It matters because coal is the world’s dirtiest fossil fuel, and China is, by far, the largest producer in the world.
Sudanese authorities have ordered the release of all protesters detained since widespread demonstrations against President Omar al-Bashir began over a month ago. That’s over 1000 people, so no small thing by any means. Protests continued Tuesday in the cities of Khartoum, Omdurman, and Port Sudan.
The head of Libya’s National Oil Company, Mustafa Sanalla, is calling for the creation of a specialized military unit whose job is to secure the country’s oil facilities. Libya’s oil fields and export facilities have been a frequent target for combatant militias taking advantage of the country’s near-total lack of a functioning government. How that unit would be organized is anybody’s guess. The soldiers would probably have to come from Khalifa Haftar’s so-called “Libyan National Army,” but the funding and political oversight would ideally come from the internationally recognized Tripoli government, which Haftar opposes.
The United Nations expects to hold new talks on the status of Western Sahara in March, according to its Western Sahara envoy, Horst Koehler. The UN organized talks between Morocco and the Polisario Front last month for the first time since 2012, but with Polisario demanding a referendum on independence and Morocco offering nothing more than autonomy, there’s quite a ways to go before they can settle this decades-long conflict.
It looks increasingly as though, instead of trying to pursue a controversial third term for himself, Mauritanian President Mohamed Ould Abdel Aziz is instead looking to see his defense minister, Mohamed Ould Ghazouani, succeed him.

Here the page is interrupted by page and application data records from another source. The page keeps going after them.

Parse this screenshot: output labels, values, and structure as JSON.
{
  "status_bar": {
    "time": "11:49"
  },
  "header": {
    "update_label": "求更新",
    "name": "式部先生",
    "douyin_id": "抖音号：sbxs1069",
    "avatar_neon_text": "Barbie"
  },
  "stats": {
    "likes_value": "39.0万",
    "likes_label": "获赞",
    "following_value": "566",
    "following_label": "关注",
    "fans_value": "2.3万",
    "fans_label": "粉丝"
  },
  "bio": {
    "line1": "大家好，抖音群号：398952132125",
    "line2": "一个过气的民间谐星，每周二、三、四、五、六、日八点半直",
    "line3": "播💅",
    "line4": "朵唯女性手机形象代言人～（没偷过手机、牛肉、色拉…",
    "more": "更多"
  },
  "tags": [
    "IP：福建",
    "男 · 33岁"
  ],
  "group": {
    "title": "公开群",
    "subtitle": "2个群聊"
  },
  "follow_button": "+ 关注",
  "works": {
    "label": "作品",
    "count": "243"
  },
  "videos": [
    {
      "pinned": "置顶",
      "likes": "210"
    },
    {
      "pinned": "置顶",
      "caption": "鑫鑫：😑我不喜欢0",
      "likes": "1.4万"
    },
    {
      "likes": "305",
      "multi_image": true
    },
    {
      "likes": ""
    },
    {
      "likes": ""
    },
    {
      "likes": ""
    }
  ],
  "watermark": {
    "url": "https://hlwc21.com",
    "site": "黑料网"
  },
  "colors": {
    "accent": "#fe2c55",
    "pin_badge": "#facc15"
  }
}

Alex Thurston has some thoughts on what that would mean:
I would add that an Ould Ghazouani presidency would represent continuity not just with the administration of Ould Abdel Aziz, but with trends in Mauritanian politics dating back to the beginning of military rule in Mauritania in 1978. At that time, of course, Ould Abdel Aziz and Ould Ghazouani were just starting their careers, and they reportedly met in 1980 at the military training academy in Meknes, Morocco. Their rise through the ranks coincided with the reign of military dictator Maaouya Ould Sid’Ahmed al-Taya (1984-2005); ironically, however, they (and the late Ely Vall) became the key movers in overthrowing Ould al-Taya in order to preserve the system while shedding its increasingly erratic top man. They then staged another coup in 2008, following a short-lived experiment with a civilian president, and installed Ould Abdel Aziz. He then removed his uniform and ran as a civilian in 2009, and again in 2014, which brings us more or less up to the present. Ould Ghazouani has been a key figure in all these events, and it was Ould Ghazouani who acted as de facto president in 2012 while Ould Abdel Aziz was recuperating after being shot.
Some 30,000 Nigerians from the Rann region fled across the border in to Cameroon over the weekend due to fears of another Boko Haram attack on their city. Cameroon had sent forces into Nigeria to help secure Rann, as part of its participation in the multi-national task force combating Boko Haram, but then withdrew those forces. The overextended Nigerian military then pulled its forces out of Rann, causing the exodus. Sure enough, Boko Haram did reenter the city on Monday, doing some damage before pulling out again.
Two people were killed in what appears to have been a car bombing near a gas station on Mogadishu on Tuesday. Presumably al-Shabab was responsible.
Cameroonian authorities arrested opposition leader Maurice Kamto on Tuesday. Kamto continues to claim that he won last October’s presidential election, even though official results had President Paul Biya winning reelection. It’s unclear why they suddenly decided to arrest Kamto now, though he and his Cameroon Renaissance Movement have been leading semi-regular protests since the election.
CENTRAL AFRICAN REPUBLIC
The United Nations says that a CAR militia called “Union for Peace” attacked a funeral service in the town of Ippy on Friday, killing 18 people and wounding 23 more.